(WHAT THIS TASK INVOLVES):
All that is wanted is how many lines in the records below include the string "true".

(INPUT DATA):
——

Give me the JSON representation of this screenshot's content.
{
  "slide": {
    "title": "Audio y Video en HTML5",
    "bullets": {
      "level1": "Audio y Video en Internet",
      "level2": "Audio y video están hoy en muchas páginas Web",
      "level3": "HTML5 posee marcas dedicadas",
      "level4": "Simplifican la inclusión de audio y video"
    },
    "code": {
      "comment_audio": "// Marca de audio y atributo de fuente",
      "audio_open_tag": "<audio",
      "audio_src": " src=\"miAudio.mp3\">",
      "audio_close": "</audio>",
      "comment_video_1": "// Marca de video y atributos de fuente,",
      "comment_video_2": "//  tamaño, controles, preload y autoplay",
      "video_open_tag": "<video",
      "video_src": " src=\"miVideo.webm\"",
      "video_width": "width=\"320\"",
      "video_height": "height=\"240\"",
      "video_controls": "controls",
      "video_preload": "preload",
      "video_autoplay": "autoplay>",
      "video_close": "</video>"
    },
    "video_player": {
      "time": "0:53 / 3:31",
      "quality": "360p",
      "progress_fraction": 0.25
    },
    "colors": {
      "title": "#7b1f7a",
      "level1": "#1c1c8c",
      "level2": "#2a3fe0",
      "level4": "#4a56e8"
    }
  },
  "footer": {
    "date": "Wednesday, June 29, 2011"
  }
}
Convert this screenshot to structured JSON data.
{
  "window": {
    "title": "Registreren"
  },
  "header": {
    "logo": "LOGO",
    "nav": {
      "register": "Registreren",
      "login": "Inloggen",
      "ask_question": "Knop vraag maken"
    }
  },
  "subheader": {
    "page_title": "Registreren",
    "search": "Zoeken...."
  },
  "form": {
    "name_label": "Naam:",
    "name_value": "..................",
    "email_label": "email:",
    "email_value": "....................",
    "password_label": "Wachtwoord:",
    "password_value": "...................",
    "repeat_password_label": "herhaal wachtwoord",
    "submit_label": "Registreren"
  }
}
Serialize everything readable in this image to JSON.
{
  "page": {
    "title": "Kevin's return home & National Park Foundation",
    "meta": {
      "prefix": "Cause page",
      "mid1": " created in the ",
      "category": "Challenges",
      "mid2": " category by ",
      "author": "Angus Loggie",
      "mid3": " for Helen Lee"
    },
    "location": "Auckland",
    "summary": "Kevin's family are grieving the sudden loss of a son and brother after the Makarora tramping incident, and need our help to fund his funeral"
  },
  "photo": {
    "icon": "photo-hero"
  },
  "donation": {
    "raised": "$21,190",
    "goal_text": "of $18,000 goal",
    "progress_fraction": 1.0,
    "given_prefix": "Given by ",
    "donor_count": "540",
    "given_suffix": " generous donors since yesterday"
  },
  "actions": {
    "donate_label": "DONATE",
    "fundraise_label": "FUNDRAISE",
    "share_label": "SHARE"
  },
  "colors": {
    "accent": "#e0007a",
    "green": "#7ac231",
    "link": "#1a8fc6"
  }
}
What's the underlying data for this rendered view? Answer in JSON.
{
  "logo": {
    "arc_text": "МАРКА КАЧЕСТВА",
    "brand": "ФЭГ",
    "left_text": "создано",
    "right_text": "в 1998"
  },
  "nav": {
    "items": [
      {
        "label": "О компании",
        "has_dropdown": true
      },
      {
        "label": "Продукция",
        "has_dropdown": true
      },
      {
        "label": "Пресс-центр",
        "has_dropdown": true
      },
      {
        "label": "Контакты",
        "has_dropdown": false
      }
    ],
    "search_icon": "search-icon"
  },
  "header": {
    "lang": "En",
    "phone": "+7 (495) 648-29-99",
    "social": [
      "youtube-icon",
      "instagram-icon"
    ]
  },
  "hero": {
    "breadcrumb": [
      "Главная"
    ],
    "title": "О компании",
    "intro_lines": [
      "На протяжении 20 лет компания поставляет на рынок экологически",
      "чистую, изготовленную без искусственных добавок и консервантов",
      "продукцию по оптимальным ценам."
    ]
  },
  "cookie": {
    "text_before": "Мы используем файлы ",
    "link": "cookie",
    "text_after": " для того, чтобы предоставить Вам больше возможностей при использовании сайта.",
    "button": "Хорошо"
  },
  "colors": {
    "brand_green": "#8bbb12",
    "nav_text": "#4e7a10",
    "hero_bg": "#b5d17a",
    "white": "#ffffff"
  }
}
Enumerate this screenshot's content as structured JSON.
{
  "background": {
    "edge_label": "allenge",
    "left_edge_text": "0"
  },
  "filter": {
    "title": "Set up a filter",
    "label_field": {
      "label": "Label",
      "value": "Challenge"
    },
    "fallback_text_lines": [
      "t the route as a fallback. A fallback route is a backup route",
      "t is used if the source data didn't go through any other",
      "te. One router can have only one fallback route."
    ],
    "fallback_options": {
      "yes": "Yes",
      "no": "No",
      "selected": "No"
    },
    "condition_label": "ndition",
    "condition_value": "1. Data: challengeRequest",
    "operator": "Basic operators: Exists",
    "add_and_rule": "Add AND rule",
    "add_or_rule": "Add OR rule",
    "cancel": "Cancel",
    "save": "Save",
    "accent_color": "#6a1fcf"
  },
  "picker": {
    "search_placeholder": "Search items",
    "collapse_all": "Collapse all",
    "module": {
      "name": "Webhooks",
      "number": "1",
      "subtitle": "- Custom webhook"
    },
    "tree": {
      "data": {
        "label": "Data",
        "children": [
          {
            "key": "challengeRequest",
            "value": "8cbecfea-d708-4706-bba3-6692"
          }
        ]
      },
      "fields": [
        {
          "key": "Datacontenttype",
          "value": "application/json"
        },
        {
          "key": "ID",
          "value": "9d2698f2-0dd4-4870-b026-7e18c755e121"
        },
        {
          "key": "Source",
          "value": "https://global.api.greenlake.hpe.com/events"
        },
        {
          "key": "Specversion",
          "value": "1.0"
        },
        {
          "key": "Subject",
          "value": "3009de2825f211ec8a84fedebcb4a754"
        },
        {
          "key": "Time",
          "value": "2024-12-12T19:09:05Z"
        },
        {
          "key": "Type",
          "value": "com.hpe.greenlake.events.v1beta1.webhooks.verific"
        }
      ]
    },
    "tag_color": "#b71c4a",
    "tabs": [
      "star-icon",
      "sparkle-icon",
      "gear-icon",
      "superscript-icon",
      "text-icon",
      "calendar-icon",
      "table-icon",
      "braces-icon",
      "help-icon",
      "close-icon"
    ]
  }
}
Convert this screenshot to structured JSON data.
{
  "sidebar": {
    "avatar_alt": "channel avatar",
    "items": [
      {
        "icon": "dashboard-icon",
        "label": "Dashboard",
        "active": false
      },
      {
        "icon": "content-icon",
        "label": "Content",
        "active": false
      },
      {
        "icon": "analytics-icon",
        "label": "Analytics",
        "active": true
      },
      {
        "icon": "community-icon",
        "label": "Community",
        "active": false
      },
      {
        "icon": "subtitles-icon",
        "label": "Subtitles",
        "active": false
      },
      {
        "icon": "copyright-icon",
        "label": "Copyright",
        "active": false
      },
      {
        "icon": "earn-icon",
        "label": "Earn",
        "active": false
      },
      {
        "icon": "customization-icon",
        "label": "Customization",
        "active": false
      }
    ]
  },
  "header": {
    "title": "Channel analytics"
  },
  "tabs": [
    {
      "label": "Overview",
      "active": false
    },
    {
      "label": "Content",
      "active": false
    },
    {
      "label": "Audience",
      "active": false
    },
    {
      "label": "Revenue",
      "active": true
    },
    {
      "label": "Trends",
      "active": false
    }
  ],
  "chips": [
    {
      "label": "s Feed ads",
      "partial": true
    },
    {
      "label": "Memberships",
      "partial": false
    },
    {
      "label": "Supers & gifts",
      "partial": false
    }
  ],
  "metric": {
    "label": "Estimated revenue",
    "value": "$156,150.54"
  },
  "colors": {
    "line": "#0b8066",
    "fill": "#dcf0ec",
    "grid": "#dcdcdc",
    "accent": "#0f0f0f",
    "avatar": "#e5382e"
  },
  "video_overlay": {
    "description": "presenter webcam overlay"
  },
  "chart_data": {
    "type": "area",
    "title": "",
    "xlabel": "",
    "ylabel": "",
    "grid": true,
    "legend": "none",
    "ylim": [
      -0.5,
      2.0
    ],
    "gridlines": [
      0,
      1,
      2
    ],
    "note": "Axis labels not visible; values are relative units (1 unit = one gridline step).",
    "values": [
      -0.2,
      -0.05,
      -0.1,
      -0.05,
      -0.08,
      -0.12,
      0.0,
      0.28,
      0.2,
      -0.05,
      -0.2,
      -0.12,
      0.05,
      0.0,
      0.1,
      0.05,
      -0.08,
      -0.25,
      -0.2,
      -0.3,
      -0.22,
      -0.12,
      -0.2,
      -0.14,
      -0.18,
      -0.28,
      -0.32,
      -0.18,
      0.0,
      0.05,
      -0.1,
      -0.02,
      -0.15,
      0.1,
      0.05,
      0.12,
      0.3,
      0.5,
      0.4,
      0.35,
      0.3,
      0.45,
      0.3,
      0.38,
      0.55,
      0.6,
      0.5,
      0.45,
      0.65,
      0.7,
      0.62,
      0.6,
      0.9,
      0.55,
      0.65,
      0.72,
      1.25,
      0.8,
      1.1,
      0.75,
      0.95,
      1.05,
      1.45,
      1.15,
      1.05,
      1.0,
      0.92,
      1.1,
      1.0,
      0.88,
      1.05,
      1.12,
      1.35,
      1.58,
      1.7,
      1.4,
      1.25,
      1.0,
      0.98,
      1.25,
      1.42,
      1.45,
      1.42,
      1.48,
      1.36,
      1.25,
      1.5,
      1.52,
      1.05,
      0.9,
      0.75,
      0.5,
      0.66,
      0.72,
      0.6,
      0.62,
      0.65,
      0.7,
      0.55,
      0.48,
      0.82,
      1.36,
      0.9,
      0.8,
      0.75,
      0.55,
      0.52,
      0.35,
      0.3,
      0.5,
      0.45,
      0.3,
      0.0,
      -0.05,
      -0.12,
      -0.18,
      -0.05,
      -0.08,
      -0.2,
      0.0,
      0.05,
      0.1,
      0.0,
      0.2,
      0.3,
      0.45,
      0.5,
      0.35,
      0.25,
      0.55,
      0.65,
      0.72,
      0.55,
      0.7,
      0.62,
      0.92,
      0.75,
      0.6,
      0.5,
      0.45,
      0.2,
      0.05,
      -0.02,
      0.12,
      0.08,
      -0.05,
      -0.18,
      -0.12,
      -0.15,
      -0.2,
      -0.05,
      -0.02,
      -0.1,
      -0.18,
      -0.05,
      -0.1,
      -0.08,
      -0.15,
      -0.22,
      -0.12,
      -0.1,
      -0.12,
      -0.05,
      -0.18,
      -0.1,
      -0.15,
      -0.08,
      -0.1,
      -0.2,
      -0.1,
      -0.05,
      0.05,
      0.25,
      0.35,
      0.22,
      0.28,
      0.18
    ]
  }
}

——

(EXERCISE OUTPUT):
7